unthinking individuals that are quick to answer with in a manner as to
discourage experimentation or inquisitiveness, or those that feel this
post whacks their ego, I really feel for you. I just don't think it is
the "right" thing to do in answering the original question that was
asked. Yes, this is a problem in many of the newsgroups, but the
internet is no longer the helpful place it once was, as it has been
flooded by naysayers and spammers. Unfortunately, one of the largest
sources of information has become a forum for those that seem to want to
squash the efforts of others. [too bad, there was so much promise...]
[stepping off the old soapbox]
For the original poster, please check the fourth paragraph of this
reply. Yes, you can do it, but to help you intelligently, we will need
more details to be able to provide a meaningful response. Don't give
up, the internet can help, if you can just sort the wheat from the chaff.
Huh? How do you get there from here?
The OP asked such a vague question, it indicated to me a clueless person who
wouldn't know how to cut or weld said pipe. If he did, he would just go out
to the garage and do it.
The OP didn't even specify if the pipe was black, galvanized, ABS or PVC.
From his original post, I think 99.9 percent of your post went above his
What would we tell a person who writes in and asks, "I have some spare metal
and stuff in my shop and want to build an airplane. WOuld this work ok?"
I told the person that he didn't sound like he knew enough to do it and
suggested buying a used trailer. If that makes me negative, then so be it.

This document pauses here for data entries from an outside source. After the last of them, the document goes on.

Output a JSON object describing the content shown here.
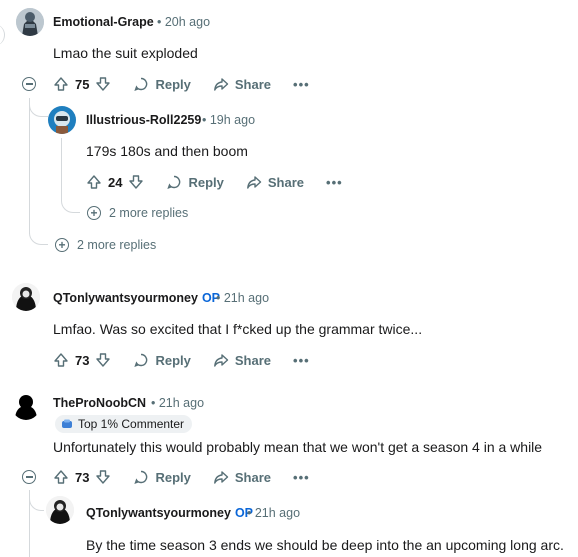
{
  "comments": [
    {
      "username": "Emotional-Grape",
      "meta": "• 20h ago",
      "body": "Lmao the suit exploded",
      "score": "75",
      "reply_label": "Reply",
      "share_label": "Share",
      "more_label": "•••"
    },
    {
      "username": "Illustrious-Roll2259",
      "meta": "• 19h ago",
      "body": "179s 180s and then boom",
      "score": "24",
      "reply_label": "Reply",
      "share_label": "Share",
      "more_label": "•••",
      "more_replies": "2 more replies"
    },
    {
      "more_replies": "2 more replies"
    },
    {
      "username": "QTonlywantsyourmoney",
      "op": "OP",
      "meta": "• 21h ago",
      "body": "Lmfao. Was so excited that I f*cked up the grammar twice...",
      "score": "73",
      "reply_label": "Reply",
      "share_label": "Share",
      "more_label": "•••"
    },
    {
      "username": "TheProNoobCN",
      "meta": "• 21h ago",
      "badge": "Top 1% Commenter",
      "body": "Unfortunately this would probably mean that we won't get a season 4 in a while",
      "score": "73",
      "reply_label": "Reply",
      "share_label": "Share",
      "more_label": "•••"
    },
    {
      "username": "QTonlywantsyourmoney",
      "op": "OP",
      "meta": "• 21h ago",
      "body": "By the time season 3 ends we should be deep into the an upcoming long arc."
    }
  ]
}
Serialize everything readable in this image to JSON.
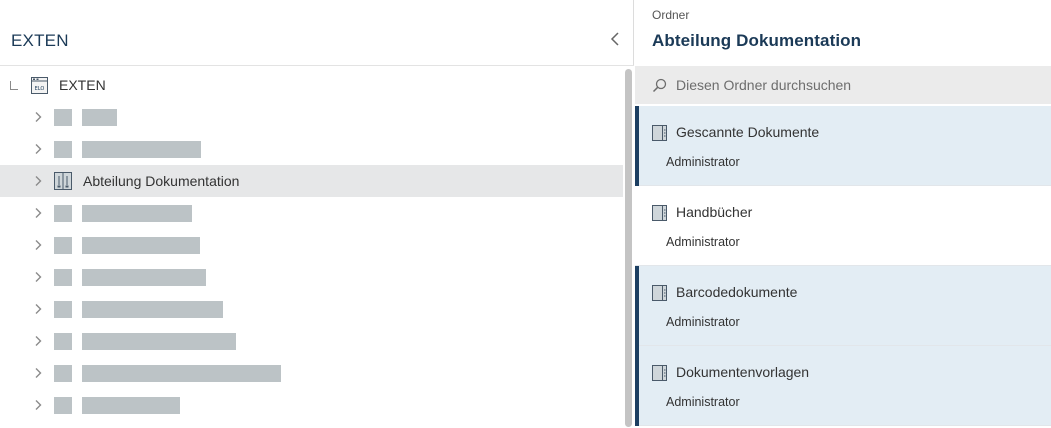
{
  "left_panel": {
    "title": "EXTEN",
    "root": {
      "label": "EXTEN"
    },
    "rows": [
      {
        "type": "redacted",
        "bar_width": 35
      },
      {
        "type": "redacted",
        "bar_width": 119
      },
      {
        "type": "folder",
        "label": "Abteilung Dokumentation",
        "selected": true
      },
      {
        "type": "redacted",
        "bar_width": 110
      },
      {
        "type": "redacted",
        "bar_width": 118
      },
      {
        "type": "redacted",
        "bar_width": 124
      },
      {
        "type": "redacted",
        "bar_width": 141
      },
      {
        "type": "redacted",
        "bar_width": 154
      },
      {
        "type": "redacted",
        "bar_width": 199
      },
      {
        "type": "redacted",
        "bar_width": 98
      }
    ]
  },
  "right_panel": {
    "breadcrumb": "Ordner",
    "title": "Abteilung Dokumentation",
    "search": {
      "placeholder": "Diesen Ordner durchsuchen",
      "value": ""
    },
    "items": [
      {
        "title": "Gescannte Dokumente",
        "owner": "Administrator",
        "highlighted": true
      },
      {
        "title": "Handbücher",
        "owner": "Administrator",
        "highlighted": false
      },
      {
        "title": "Barcodedokumente",
        "owner": "Administrator",
        "highlighted": true
      },
      {
        "title": "Dokumentenvorlagen",
        "owner": "Administrator",
        "highlighted": true
      }
    ]
  },
  "icons": {
    "collapse": "chevron-left-icon",
    "root": "repository-icon",
    "expand": "chevron-right-icon",
    "folder": "folder-icon",
    "search": "search-icon",
    "item": "folder-icon"
  },
  "colors": {
    "title": "#1b3a57",
    "accent": "#1c3f62",
    "selected_row": "#e6e7e8",
    "highlight_item": "#e3edf4",
    "placeholder_block": "#bcc3c6",
    "search_bg": "#ebebeb"
  }
}
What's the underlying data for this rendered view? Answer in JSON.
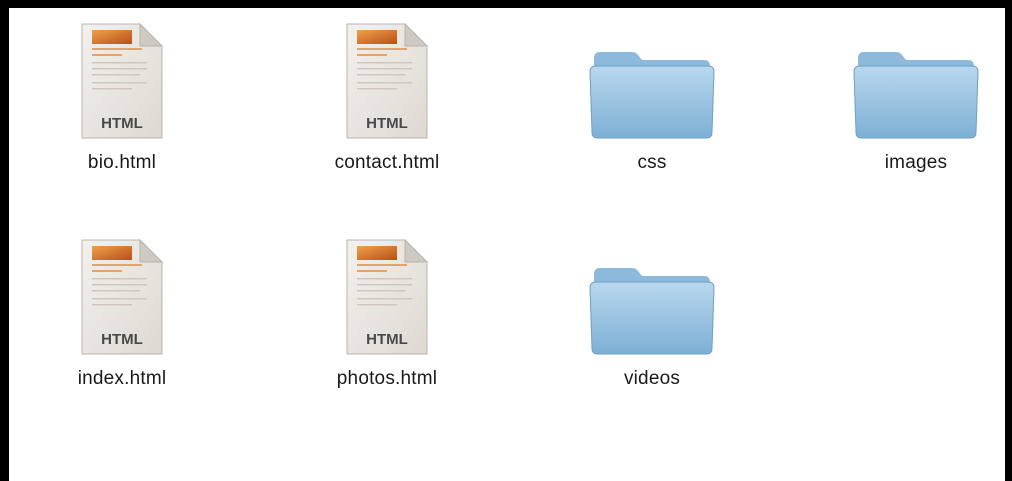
{
  "files": [
    {
      "name": "bio.html",
      "kind": "html-file-icon",
      "badge": "HTML"
    },
    {
      "name": "contact.html",
      "kind": "html-file-icon",
      "badge": "HTML"
    },
    {
      "name": "css",
      "kind": "folder-icon"
    },
    {
      "name": "images",
      "kind": "folder-icon"
    },
    {
      "name": "index.html",
      "kind": "html-file-icon",
      "badge": "HTML"
    },
    {
      "name": "photos.html",
      "kind": "html-file-icon",
      "badge": "HTML"
    },
    {
      "name": "videos",
      "kind": "folder-icon"
    }
  ],
  "colors": {
    "folder_light": "#a9cde6",
    "folder_dark": "#6fa7cf",
    "file_page": "#ebe7e3",
    "file_thumb": "#d9742a"
  }
}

As for the days of everyone being responsible, that went out with 30 cent
If he doesn't know any more than you are giving him credit for, he
shouldn't be buying a used trailer either, without someone who knows
something looking at it.
I suspect he knows more than you are giving him credit for.
Polytechforum.com is a website by engineers for engineers. It is not affiliated with any of manufacturers or vendors discussed here.
All logos and trade names are the property of their respective owners.